Being injured is never fun. From broken fingers to broken legs, injuries are draining both physically and mentally – especially when you realize that your injury will most likely inhibit your weekly workout routine. Whether you workout once a day or once a week, injuries can prevent you from getting that much needed exercise.
Sometimes when you don’t feel like getting a sweat session in, it’s nice to have your injury on your side as a “valid” excuse to not workout – but that mindset will only last for a few skipped workouts before you start realizing that you actually miss getting your workout in. In fact, having to continually miss your regularly scheduled workouts because of an injury can put a serious damper on your mood.
As we all know, exercise releases endorphins in your brain that can make you feel good. Because of this release of endorphins, we tend to feel better and happier after we exercise. If you’re used to getting this exercise powered high on a regular basis, an injury can have serious effects on your attitude and your mindset. In other words, it’s easy to start feeling down and depressed when you suffer from an injury.
I am no stranger to injury induced depression. As an avid athlete and active woman, I’ve found that sitting on the sidelines during an injury is often unbearable. Whether I’m playing for a team or just missing my regular workouts, it’s hard to sit on the couch recovering while I watch my friends continue their workout routines without me. What’s even more difficult is getting back into the swing of things once I’m fully recovered. After days, weeks, and months of recovery, stepping foot back inside the gym can be intimidating and scary – especially if your injury was caused by working out or playing a sport.

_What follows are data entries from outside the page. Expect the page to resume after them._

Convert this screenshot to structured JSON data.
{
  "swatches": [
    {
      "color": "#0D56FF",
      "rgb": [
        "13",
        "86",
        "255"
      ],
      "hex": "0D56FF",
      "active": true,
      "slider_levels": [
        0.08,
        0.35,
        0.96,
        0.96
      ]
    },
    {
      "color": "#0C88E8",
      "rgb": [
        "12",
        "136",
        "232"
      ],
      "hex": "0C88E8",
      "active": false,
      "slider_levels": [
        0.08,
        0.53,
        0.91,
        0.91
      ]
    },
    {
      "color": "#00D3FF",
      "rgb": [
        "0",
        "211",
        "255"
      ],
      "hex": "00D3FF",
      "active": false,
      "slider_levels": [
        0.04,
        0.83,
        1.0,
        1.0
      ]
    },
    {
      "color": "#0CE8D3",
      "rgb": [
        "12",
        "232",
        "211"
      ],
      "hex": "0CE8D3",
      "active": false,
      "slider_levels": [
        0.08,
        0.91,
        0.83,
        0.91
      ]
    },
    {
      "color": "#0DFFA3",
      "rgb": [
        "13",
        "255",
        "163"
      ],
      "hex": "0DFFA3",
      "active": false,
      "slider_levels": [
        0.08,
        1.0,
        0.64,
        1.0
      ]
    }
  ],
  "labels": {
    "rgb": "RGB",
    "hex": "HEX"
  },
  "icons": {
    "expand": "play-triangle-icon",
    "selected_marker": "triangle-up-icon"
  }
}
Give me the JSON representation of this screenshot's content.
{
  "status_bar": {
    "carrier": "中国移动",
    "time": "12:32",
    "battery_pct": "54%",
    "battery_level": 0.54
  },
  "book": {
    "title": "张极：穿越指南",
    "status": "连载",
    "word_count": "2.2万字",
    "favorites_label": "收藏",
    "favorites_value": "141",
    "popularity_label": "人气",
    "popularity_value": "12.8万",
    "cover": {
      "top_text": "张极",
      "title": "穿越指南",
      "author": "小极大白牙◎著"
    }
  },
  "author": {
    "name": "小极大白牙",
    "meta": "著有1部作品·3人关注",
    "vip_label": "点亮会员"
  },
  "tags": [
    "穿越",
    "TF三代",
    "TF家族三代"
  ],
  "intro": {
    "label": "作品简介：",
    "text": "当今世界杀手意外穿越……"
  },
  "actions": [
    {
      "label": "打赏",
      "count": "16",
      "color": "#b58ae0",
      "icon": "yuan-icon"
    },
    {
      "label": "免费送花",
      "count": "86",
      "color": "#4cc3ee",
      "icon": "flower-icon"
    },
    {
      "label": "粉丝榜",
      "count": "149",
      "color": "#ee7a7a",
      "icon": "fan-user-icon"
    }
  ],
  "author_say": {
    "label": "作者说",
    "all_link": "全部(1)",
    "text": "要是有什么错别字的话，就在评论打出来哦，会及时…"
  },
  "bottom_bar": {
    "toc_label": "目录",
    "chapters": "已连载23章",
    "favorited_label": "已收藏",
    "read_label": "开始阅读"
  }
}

All of my injury induced depression has been a result of some serious knee issues that I’ve had to overcome. I’ve had surgery on both of my knees – and I handled each of my surgeries in completely different ways. Through my recoveries, I’ve learned that the best way to combat injury induced depression is to actually continue working out around your injury [in accordance with doctor’s orders, of course!]
During my first knee surgery, I let my injury get the best of me. I sat on the couch for months, sulking around and pouting because I couldn’t workout like I wanted to, I couldn’t run like I wanted to, I couldn’t even walk like I wanted to! I let my injury dictate my mood and I succumbed to a serious bout of injury induced depression that ultimately caused me to not return to the gym for nearly a year – even after I’d made a full recovery.
My second knee surgery was three weeks ago and I decided to think positive and think strength during this recovery. Rather than seeing my injury as a stop sign, I see it as a yield sign – proceed slowly and with caution, but don’t stop! I waited about a week and a half after surgery and once the pain had subsided, I started working out around my injury to the best of my abilities.
Even though I was still stuck on the couch, I realized I could work out my arms – a bum knee doesn’t affect your arm strength! I started doing arm workouts as best I could with dumbbells and kettlebells – all while sitting down! Of course, my arm workouts aren’t near as intense as usual, but it doesn’t matter because I’m still moving forward and I’m trying my best! The workouts I do are generally less than half the intensity of my normal workouts, but I keep telling myself that half a workout is better than no workout at all!
I never do any exercises that hurt my knee, but I also don’t let my knee stop me from exercising entirely. Instead of complaining about all the things I can’t do, I embrace the things I can do! I choose to see the positive light in a fairly negative situation – and that mindset helped me completely avoid the severe injury induced depression I suffered from during my first recovery.
After my first surgery, I didn’t hit the gym again for almost a year. After my second surgery, I started doing workouts again after a week and a half – same surgery, different mindset! That is an incredible difference that I was able to make by simply changing my outlook and my attitude. Because I choose to think positive, I overcame my injury faster than I ever thought possible!
When recovering from an injury, my advice to you is don’t let your injury get the best of you! If you choose to think positive and think strength, you can find ways to workout around your injury with modifications and by focusing on other areas of your body. If you hurt your leg, workout your arms! If you hurt your arms, workout your legs! If you hurt them both, workout your core! Find a way around whatever injury obstacles you may face!
Think positive, think strength, and think sweat, and don’t let your injury stand in between you and your workout routine. Remember, half a workout is better than no workout at all – so modify your exercises and do as much as you can! Always listen to your body and never push yourself to the point of pain – the last thing you want to do is aggravate or escalate your injury. As long as you’re trying, you’re one step ahead of where you would be if you weren’t trying at all.
[Make sure you always check with your doctor before starting a workout routine while injured.]